“Every man cheats but if he loves you enough you’ll never find out”
Amber Rose says, allegedly.
It’s a popular enough sentiment but I call bullshit. I call bullshit because I don’t believe that a man who loves me will cheat on me.
But a friend agrees with Amber’s supposed declaration. He stands beside her and goes even further, and gives me the emotionally tattering and intellectually insulting:
‘but it’s not about you; it doesn’t mean that he doesn’t love you’
This leaves me feeling a certain sort of way. But never one to abandon a discussion, I give my friend a part-defeated-part-pseudo intellectual:
‘You are supposed to love people in the way that they want to be loved. If my guy cheats on me then he does not love because my love does not include cheating.’
My response isn’t wrong or untrue but I know that it isn’t wholly sincere because it isn’t the whole truth of my feelings. But I can’t quite find my feelings, so I give up and go to bed.

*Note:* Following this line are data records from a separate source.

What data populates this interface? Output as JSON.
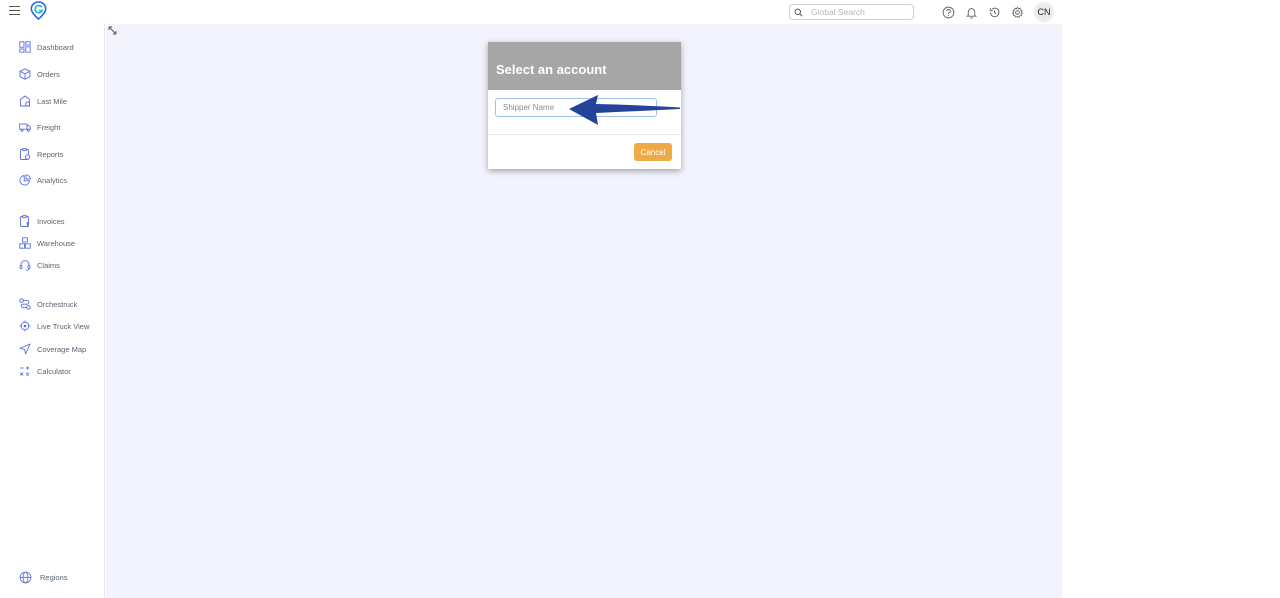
{
  "topbar": {
    "search_placeholder": "Global Search",
    "avatar_initials": "CN",
    "icons": [
      "help-icon",
      "bell-icon",
      "history-icon",
      "gear-icon"
    ]
  },
  "sidebar": {
    "items": [
      {
        "label": "Dashboard",
        "icon": "dashboard-icon"
      },
      {
        "label": "Orders",
        "icon": "box-icon"
      },
      {
        "label": "Last Mile",
        "icon": "last-mile-icon"
      },
      {
        "label": "Freight",
        "icon": "truck-icon"
      },
      {
        "label": "Reports",
        "icon": "reports-icon"
      },
      {
        "label": "Analytics",
        "icon": "analytics-icon"
      },
      {
        "label": "Invoices",
        "icon": "invoice-icon"
      },
      {
        "label": "Warehouse",
        "icon": "warehouse-icon"
      },
      {
        "label": "Claims",
        "icon": "headset-icon"
      },
      {
        "label": "Orchestruck",
        "icon": "route-icon"
      },
      {
        "label": "Live Truck View",
        "icon": "target-icon"
      },
      {
        "label": "Coverage Map",
        "icon": "navigation-icon"
      },
      {
        "label": "Calculator",
        "icon": "calculator-icon"
      }
    ],
    "footer": {
      "label": "Regions",
      "icon": "globe-icon"
    }
  },
  "modal": {
    "title": "Select an account",
    "shipper_placeholder": "Shipper Name",
    "cancel_label": "Cancel"
  },
  "colors": {
    "accent": "#5b6ee1",
    "modal_header": "#a6a6a6",
    "cancel_button": "#efaa48",
    "main_bg": "#f3f3fd",
    "arrow": "#23449a"
  }
}
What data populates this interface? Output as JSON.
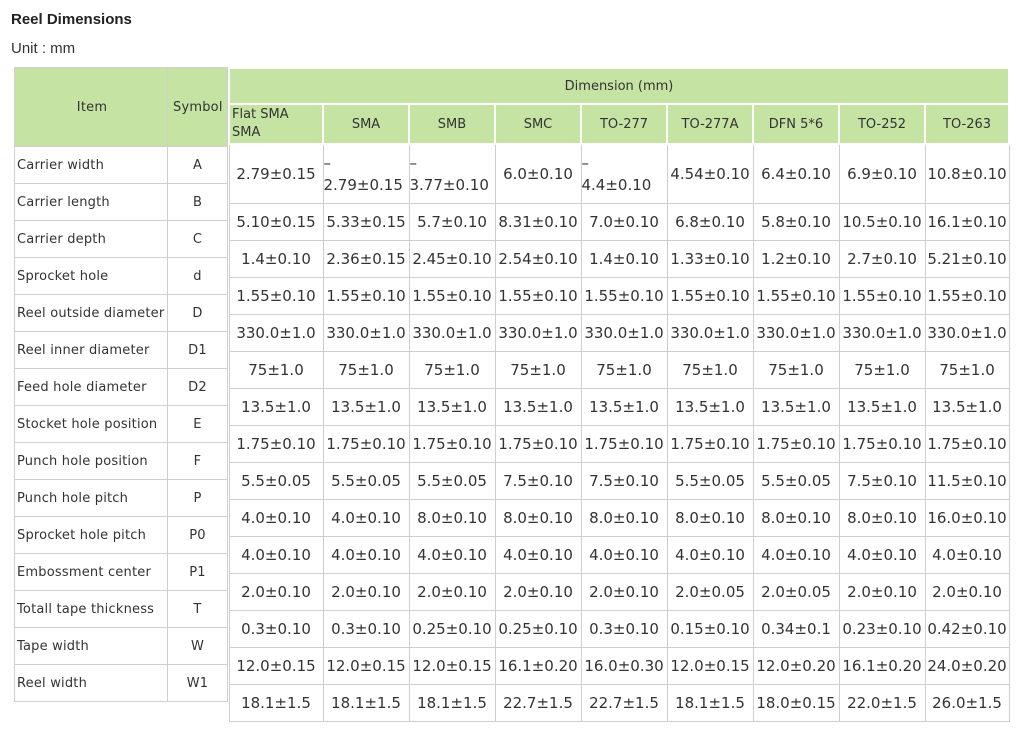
{
  "page": {
    "title": "Reel Dimensions",
    "unit": "Unit : mm"
  },
  "table": {
    "item_header": "Item",
    "symbol_header": "Symbol",
    "dimension_header": "Dimension (mm)",
    "packages": [
      "Flat SMA\nSMA",
      "SMA",
      "SMB",
      "SMC",
      "TO-277",
      "TO-277A",
      "DFN 5*6",
      "TO-252",
      "TO-263"
    ],
    "rows": [
      {
        "item": "Carrier width",
        "symbol": "A",
        "values": [
          "2.79±0.15",
          "–\n2.79±0.15",
          "–\n3.77±0.10",
          "6.0±0.10",
          "–\n4.4±0.10",
          "4.54±0.10",
          "6.4±0.10",
          "6.9±0.10",
          "10.8±0.10"
        ]
      },
      {
        "item": "Carrier length",
        "symbol": "B",
        "values": [
          "5.10±0.15",
          "5.33±0.15",
          "5.7±0.10",
          "8.31±0.10",
          "7.0±0.10",
          "6.8±0.10",
          "5.8±0.10",
          "10.5±0.10",
          "16.1±0.10"
        ]
      },
      {
        "item": "Carrier depth",
        "symbol": "C",
        "values": [
          "1.4±0.10",
          "2.36±0.15",
          "2.45±0.10",
          "2.54±0.10",
          "1.4±0.10",
          "1.33±0.10",
          "1.2±0.10",
          "2.7±0.10",
          "5.21±0.10"
        ]
      },
      {
        "item": "Sprocket hole",
        "symbol": "d",
        "values": [
          "1.55±0.10",
          "1.55±0.10",
          "1.55±0.10",
          "1.55±0.10",
          "1.55±0.10",
          "1.55±0.10",
          "1.55±0.10",
          "1.55±0.10",
          "1.55±0.10"
        ]
      },
      {
        "item": "Reel outside diameter",
        "symbol": "D",
        "values": [
          "330.0±1.0",
          "330.0±1.0",
          "330.0±1.0",
          "330.0±1.0",
          "330.0±1.0",
          "330.0±1.0",
          "330.0±1.0",
          "330.0±1.0",
          "330.0±1.0"
        ]
      },
      {
        "item": "Reel inner diameter",
        "symbol": "D1",
        "values": [
          "75±1.0",
          "75±1.0",
          "75±1.0",
          "75±1.0",
          "75±1.0",
          "75±1.0",
          "75±1.0",
          "75±1.0",
          "75±1.0"
        ]
      },
      {
        "item": "Feed hole diameter",
        "symbol": "D2",
        "values": [
          "13.5±1.0",
          "13.5±1.0",
          "13.5±1.0",
          "13.5±1.0",
          "13.5±1.0",
          "13.5±1.0",
          "13.5±1.0",
          "13.5±1.0",
          "13.5±1.0"
        ]
      },
      {
        "item": "Stocket hole position",
        "symbol": "E",
        "values": [
          "1.75±0.10",
          "1.75±0.10",
          "1.75±0.10",
          "1.75±0.10",
          "1.75±0.10",
          "1.75±0.10",
          "1.75±0.10",
          "1.75±0.10",
          "1.75±0.10"
        ]
      },
      {
        "item": "Punch hole position",
        "symbol": "F",
        "values": [
          "5.5±0.05",
          "5.5±0.05",
          "5.5±0.05",
          "7.5±0.10",
          "7.5±0.10",
          "5.5±0.05",
          "5.5±0.05",
          "7.5±0.10",
          "11.5±0.10"
        ]
      },
      {
        "item": "Punch hole pitch",
        "symbol": "P",
        "values": [
          "4.0±0.10",
          "4.0±0.10",
          "8.0±0.10",
          "8.0±0.10",
          "8.0±0.10",
          "8.0±0.10",
          "8.0±0.10",
          "8.0±0.10",
          "16.0±0.10"
        ]
      },
      {
        "item": "Sprocket hole pitch",
        "symbol": "P0",
        "values": [
          "4.0±0.10",
          "4.0±0.10",
          "4.0±0.10",
          "4.0±0.10",
          "4.0±0.10",
          "4.0±0.10",
          "4.0±0.10",
          "4.0±0.10",
          "4.0±0.10"
        ]
      },
      {
        "item": "Embossment center",
        "symbol": "P1",
        "values": [
          "2.0±0.10",
          "2.0±0.10",
          "2.0±0.10",
          "2.0±0.10",
          "2.0±0.10",
          "2.0±0.05",
          "2.0±0.05",
          "2.0±0.10",
          "2.0±0.10"
        ]
      },
      {
        "item": "Totall tape thickness",
        "symbol": "T",
        "values": [
          "0.3±0.10",
          "0.3±0.10",
          "0.25±0.10",
          "0.25±0.10",
          "0.3±0.10",
          "0.15±0.10",
          "0.34±0.1",
          "0.23±0.10",
          "0.42±0.10"
        ]
      },
      {
        "item": "Tape width",
        "symbol": "W",
        "values": [
          "12.0±0.15",
          "12.0±0.15",
          "12.0±0.15",
          "16.1±0.20",
          "16.0±0.30",
          "12.0±0.15",
          "12.0±0.20",
          "16.1±0.20",
          "24.0±0.20"
        ]
      },
      {
        "item": "Reel width",
        "symbol": "W1",
        "values": [
          "18.1±1.5",
          "18.1±1.5",
          "18.1±1.5",
          "22.7±1.5",
          "22.7±1.5",
          "18.1±1.5",
          "18.0±0.15",
          "22.0±1.5",
          "26.0±1.5"
        ]
      }
    ]
  }
}
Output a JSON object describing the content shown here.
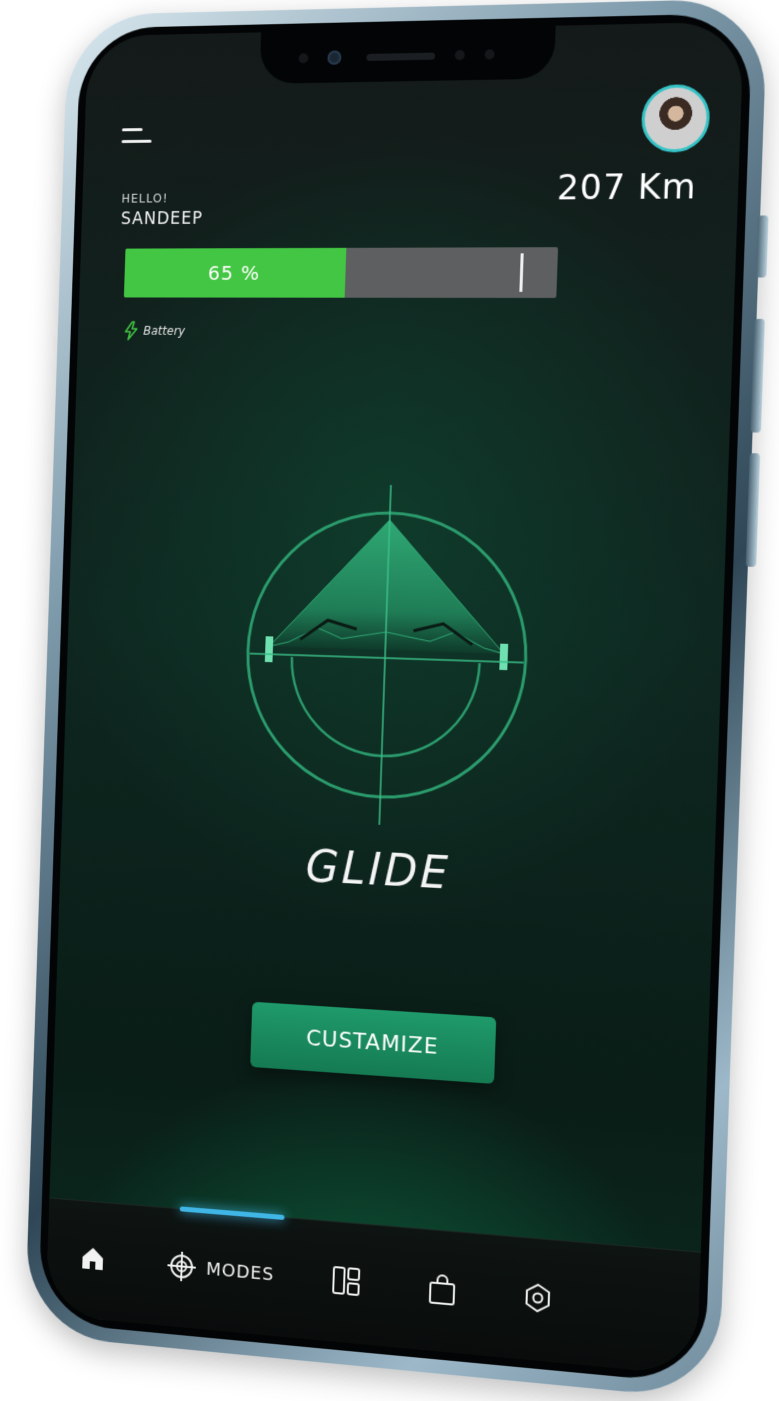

And then the following morning, I wake up to ‘why is Shezi so big?’ as a Facebook comment to a rather beautiful photo of myself posted by another friend. Naturally, I’m shocked because I hadn’t realised that I was particularly big, big enough to deserve this sort of comment, made on so public a forum. I hadn’t realised that I had become ripe for the fat shaming and cyberbullying and humiliation cocktail. I hadn’t thought about it. I have been too busy being happy.
Of course I’m not so happy now.
Now, I am ashamed. Now I am preoccupied with the moments where I dropped the ball, let myself go. I am obsessed with the exact point where I forsook and betrayed my body, condemning it to fat and general ruin.
I am not so happy, now.
My happiness has been lost and shame has replaced it.
And this is possible, this instantaneous loss of happiness and shame substitution is possible because I live in a world which is constantly telling me to be less happy and more ashamed: ashamed of my body; ashamed of my skin; ashamed of my vagina and the inner thighs with touch and leave no gap; ashamed of myself.
I also live in a world where someone is entitled to police my body and make careless and hurtful comments about it. I live in a world where it is OK to hurt me, to criticise me, to diminish me. And what’s more, this hurt and abuse and shaming and shame are all somehow my fault. It is my fault that people hurt me, because how I dare I not be of mass that’s pleasing to them, for example?
And it also my fault that hurt actually hurts me, because why am I not strong enough to simply not pay attention to it? Why do I take it so personally? (I suppose because it is personal, you are saying horrendously hurtful things about parts of my person: why could be more personal?)
But of course it doesn’t end there because I then see that Carien du Plessis called ANC female party members Pantypreneurs and the ANC let it slide; as though it isn’t an insult; as though it isn’t sexist; as though it isn’t misogyny specifically directed at black women. But of course it is precisely because it is misogyny directed specifically at black women that it does not matter, that the ANC can so easily let it slide. And I know that it doesn’t matter to the ANC or anyone because ultimately, this too is my fault as a black woman. It is my fault that Carien du Plessis is an asshole, and it is also my fault that I live in society where I am prey to male predators. It is my fault that I live in a society, where I am told to network in order to get ahead; and that while I am trying to network, while I am knocking on doors, some or other sleazy man will creepily rub my thigh or my ass or my shoulder and say to me repugnant things such as: one favour deserves another or if you don’t give it up you won’t get in (and the ‘it’ is my vagina).
It is my fault, and therefore I should be shamed, my shame bag filled.
And then it clicks and the sort of way becomes a more particular way:
This is what it means to navigate the world, as me, as a black woman. This is what it means to exist in this world. It means shame and hurt and abuse and insults. It means being constantly bullied. It means to every day be scrutinised, be weighed, be measured, on an arbitrary scale and ridiculous measure, and constantly be told that I am wanting; that I am not enough. Not enough! That is society’s chorus.
And so, I finally fully get why Amber’s declaration and my friend’s assertion nauseate me:
A man who cheats on me betrays and shames me and therefore cannot love me.
A man who cheats on me joins the chorus.
He joins the chorus which says that I am not worthy, I am not deserving. He joins the chorus which says that I am not deserving of being honoured, of having someone be faithful to me and be devoted to me. He joins the chorus which says that I am not worthy because I am not enough; the chorus which says that I should be supplemented.
He joins the chorus which says that I should be shamed; because even if I do not find out that he has cheated, he has still gone out to the world and told it that I am not enough.
A man who cheats on me joins the society which hates and rubbishes me. And that is not love and that is wholly personal and completely about me and against me.
Writer: Nomfundo Shezi